The Norwegian decision not to allow the transportation of food supplies destined Svalbard through its border-crossing point at Storskog has triggered anger in downtown Moscow.
The Russians could have shipped the goods from Murmansk to the archipelago themselves, but instead insist that the delivery is made by Norwegian ships from the port of Tromsø.
Two containers with 7 tons of supplies were first sent from Murmansk towards Storskog where they were halted. Like other European nations, Norway has closed its seaports and land border for Russian cargo traffic under the EU’s 5th package of sanctions.
According to Konstantin Kosachev, Norwegian authorities are now deliberately trying to prevent Russian coal miners in Svalbard from getting food supplies. “It is immoral in its essence, and it violates human rights and the principles of humanism,” the legislator writes on his Telegram channel.
In addition, it is also a violation of the Svalbard Treaty, Kosachev argues, and explains that Russia and other signatory states recognise Norway’s sovereignty over the archipelago only on the condition that the country adheres to the conditions of the agreement.
According to the top Russian legislator, Norway is now violating Article 3 of the treaty. The article regulates issues of transportation. […]
The Norwegian ban soon got the attention also of Andrei Klishas, Chair of the Committee on Constitutional Legislation. According to Klishas, “the sovereignty of this country [Norway] over Spitsbergen is now under big question.”
On his Telegram channel, the top legislator underlines that “our citizens at Spitsbergen must be provided everything necessary, and their security must be fully guaranteed.”[…]
According to Øystein Jensen, Research Professor at the Fridtjof Nansen Institute, the goods delivery issue at Storskog can in no way be connected with the Svalbard Treaty.
“The Svalbard Treaty does not apply at Storskog, and that issue can not even be taken seriously,” he underlines.
He also stresses that there can be no question about Norwegian sovereignty over Svalbard and that the recent statements from the Russian side could be seen as a political move implicating that Russia should for example pull out of the treaty.

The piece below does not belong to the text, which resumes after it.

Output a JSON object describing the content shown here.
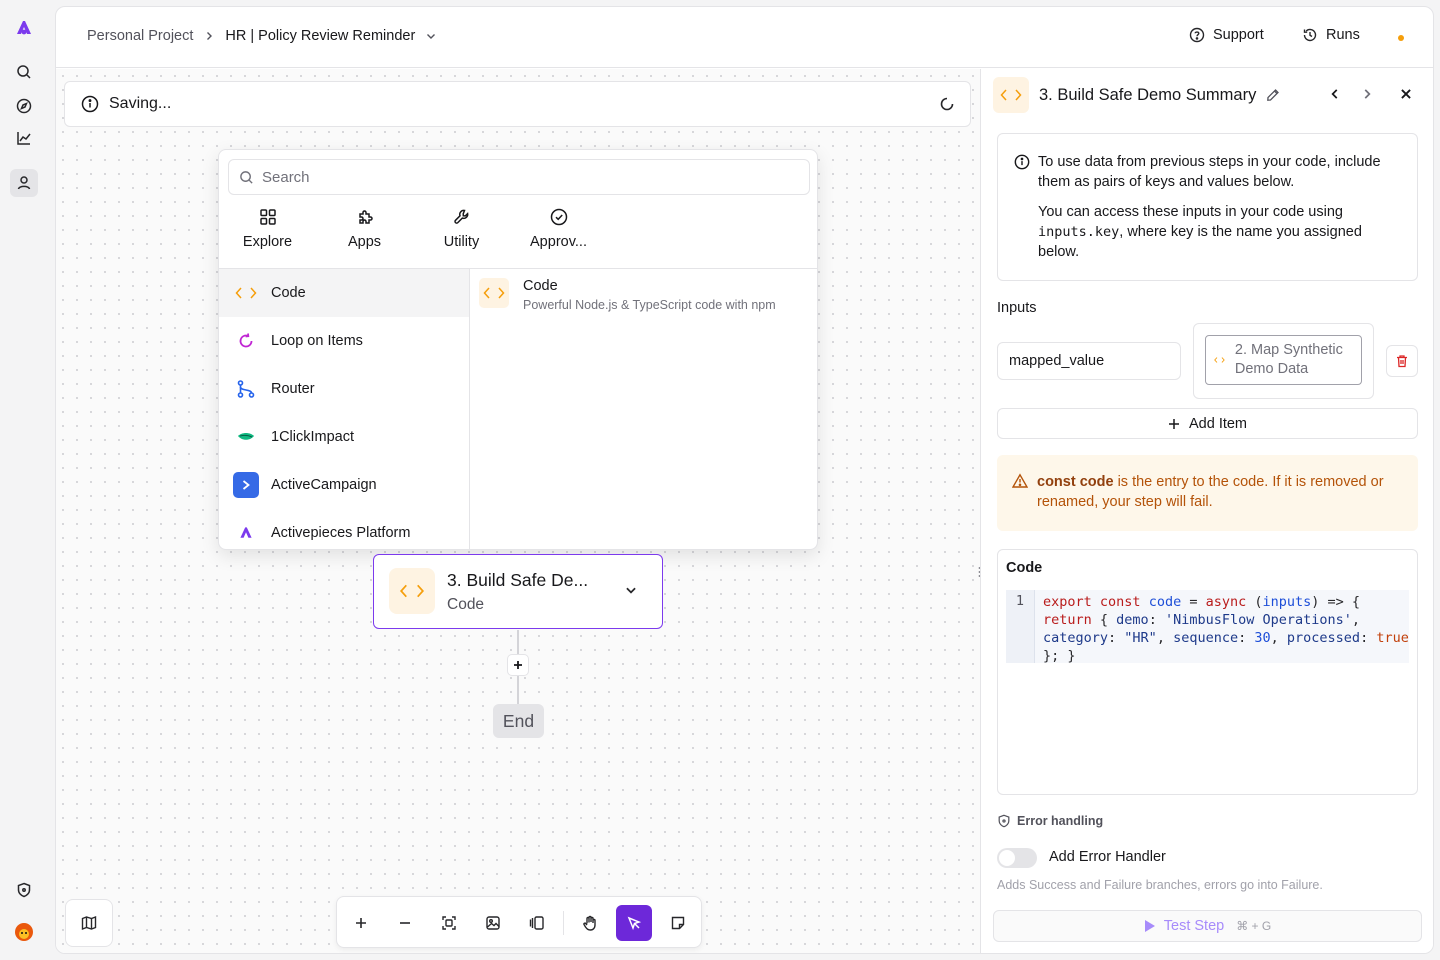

“Norwegian sovereignty is the most important issue in the treaty, [and] the sovereignty applies also for states that are not part of the treaty because of customary law,” he explains. Läs artikel